Ukraine’s partners will hand over Switchblade 600 drones to its armed forces, the spokesman of the Ukrainian Air Force Command, Yuri Ihnat, announced on Friday. Until now, Ukraine has received a different version of these drones, the Switchblade 300, which has proved ineffective.
The United States was hesitant to provide Ukraine with Switchblade 600 drones as they were expensive and recently introduced. But with the Iranian Shahed-136 drone proving to be a game changer on the battlefield, Ukraine is now looking for similar drones.
Ihnat, quoted by the Ukrainian portal Hromadske, said the partners would donate “several sets” of Switchblade 600 drones to Ukraine. – This is a modern drone with very strong technical and tactical parameters. We expect it to present itself very well in combat operations in Ukraine, said the spokesman.
Talks on the delivery of 10 Kamikaze Switchblade 600 anti-tank drones to Ukraine were reported in May. Bloomberg then announced that the Pentagon is seeking a contract to purchase ten such drones. Ukraine’s defence minister, Oleksiy Reznikov, said in an interview with Politico, published on October 25, that Ukraine is “still waiting” for these drones. The company AeroVironment, which developed the machines, said in October that 10 UAVs should be delivered within weeks, Politico said.
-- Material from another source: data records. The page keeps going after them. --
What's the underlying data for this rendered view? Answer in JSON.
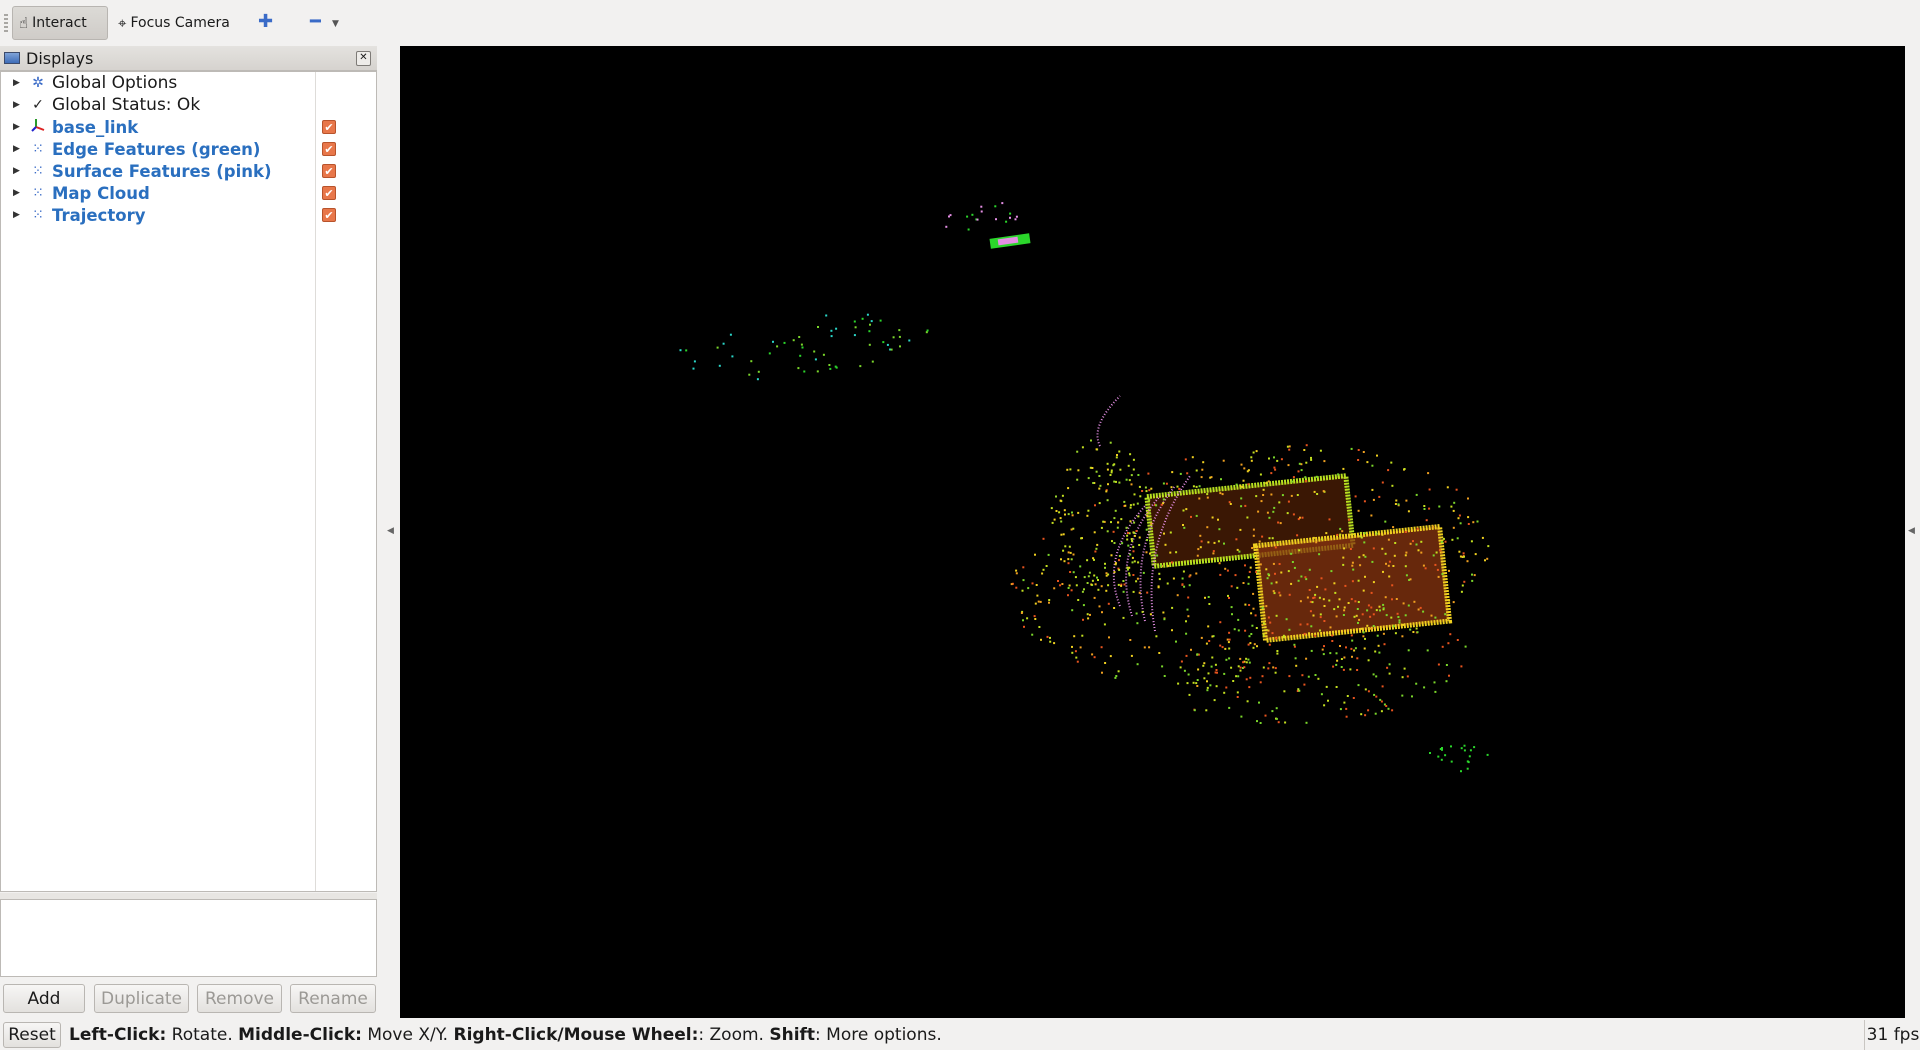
{
  "toolbar": {
    "interact_label": "Interact",
    "focus_camera_label": "Focus Camera",
    "add_tool_icon": "plus-icon",
    "remove_tool_icon": "minus-icon"
  },
  "displays": {
    "title": "Displays",
    "items": [
      {
        "label": "Global Options",
        "icon": "gear-icon",
        "checked": null
      },
      {
        "label": "Global Status: Ok",
        "icon": "checkmark-icon",
        "checked": null
      },
      {
        "label": "base_link",
        "icon": "axes-icon",
        "checked": true
      },
      {
        "label": "Edge Features (green)",
        "icon": "pointcloud-icon",
        "checked": true
      },
      {
        "label": "Surface Features (pink)",
        "icon": "pointcloud-icon",
        "checked": true
      },
      {
        "label": "Map Cloud",
        "icon": "pointcloud-icon",
        "checked": true
      },
      {
        "label": "Trajectory",
        "icon": "pointcloud-icon",
        "checked": true
      }
    ],
    "buttons": {
      "add": "Add",
      "duplicate": "Duplicate",
      "remove": "Remove",
      "rename": "Rename"
    }
  },
  "statusbar": {
    "reset": "Reset",
    "help": {
      "left_click": "Left-Click:",
      "left_click_desc": " Rotate. ",
      "middle_click": "Middle-Click:",
      "middle_click_desc": " Move X/Y. ",
      "right_click": "Right-Click/Mouse Wheel:",
      "right_click_desc": ": Zoom. ",
      "shift": "Shift",
      "shift_desc": ": More options."
    },
    "fps": "31 fps"
  },
  "colors": {
    "viewport_bg": "#000000",
    "edge_features": "#2bd62b",
    "surface_features": "#e48ee4",
    "map_cloud_hot": "#e8541e",
    "map_cloud_warm": "#f0c71a",
    "display_label_blue": "#2a6fbf",
    "checkbox": "#e8774a"
  }
}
Switchblade 600 is a larger version of the Switchblade 300 drones that Ukraine is already receiving from the U.S. These machines weigh about 23 kilograms, can fly over 38 kilometres and stay in the air for 40 minutes at an altitude of up to 4.6 km. They use an anti-tank warhead in the attack. While the “300” version is used to attack manpower, the Switchblade 600 machines can take out larger targets, including tanks. The drone is fired from a mortar-like launcher. The whole set weighs about 54 kg.
The U.S. had previously supplied Ukraine with the secretive Phoenix Ghost drones, which the Department of Defense (Pentagon) Spokesperson John Kirby said: “provides the same tactical options as the Switchblade.” He said, “these systems are designed for tactical purposes such as attacking targets and monitoring the battlefield,” which makes it the equivalent of the Iranian Shahed-136 drones. Not much is known about this drone, and judging by the battlefield results, Phoenix Ghost drones have yet to live up to their hype. It is estimated that there are about 700 Pheonix Ghost drones in Ukraine.
U.S. State Department: We want to hinder the delivery of Iranian drones to Russia. We will use all the tools
The military options for countering the Iranian drones have proved costly, and the U.S. has no other option but to act diplomatically.
Neal Price, a spokesman for the State Department, stated that the United States would utilise all available means to hinder and disrupt the shipment of Iranian drones to Russia and other nations. As he highlighted, it is also about tools that go beyond economic constraints and sanctions. The sanctions have proved ineffective against Iran, which has developed low cost military technologies to overwhelm the enemies.
– We will use all the tools at our disposal (…) We will continue to focus on those who are responsible for delivering this technology. We will be looking at our sanctions powers and what we can do with those powers … We also have tools that go beyond sanctions and other economic measures, Price said.
“Ultimately, we will do what is in our interest to counter and disrupt the flow of this technology from Iran to countries around the world,” he added.
The spokesman pointed out the deliveries of unmanned aerial vehicles and ammunition circulating from Iran are a violation of the U.N. Security Council resolution and announced that further steps in this matter would be announced soon. He declined to provide details of what non-sanctioning measures the U.S. might take.
“We will not give up any of the options on the table,” he pointed out.
According to the US, Iran sent Russia “dozens” of drones and “kamikaze drones”, and Iranian military personnel were present in Crimea to train Russians to use them.
The European Union has already announced sanctions against Iranian personnel and the manufacturer of Shahed 136 drones, but they have proven to be inconsequential. Major General Mohammad Hossein Bagheri, Director of the Industrial Research Unit under the Defense Ministry, was sanctioned by the E.U. as he is in charge of the Iranian military drone programme and exports of drones, mocked the E.U. and advised the Union to buy coal for its citizens with the confiscated wealth he has hidden in Europe.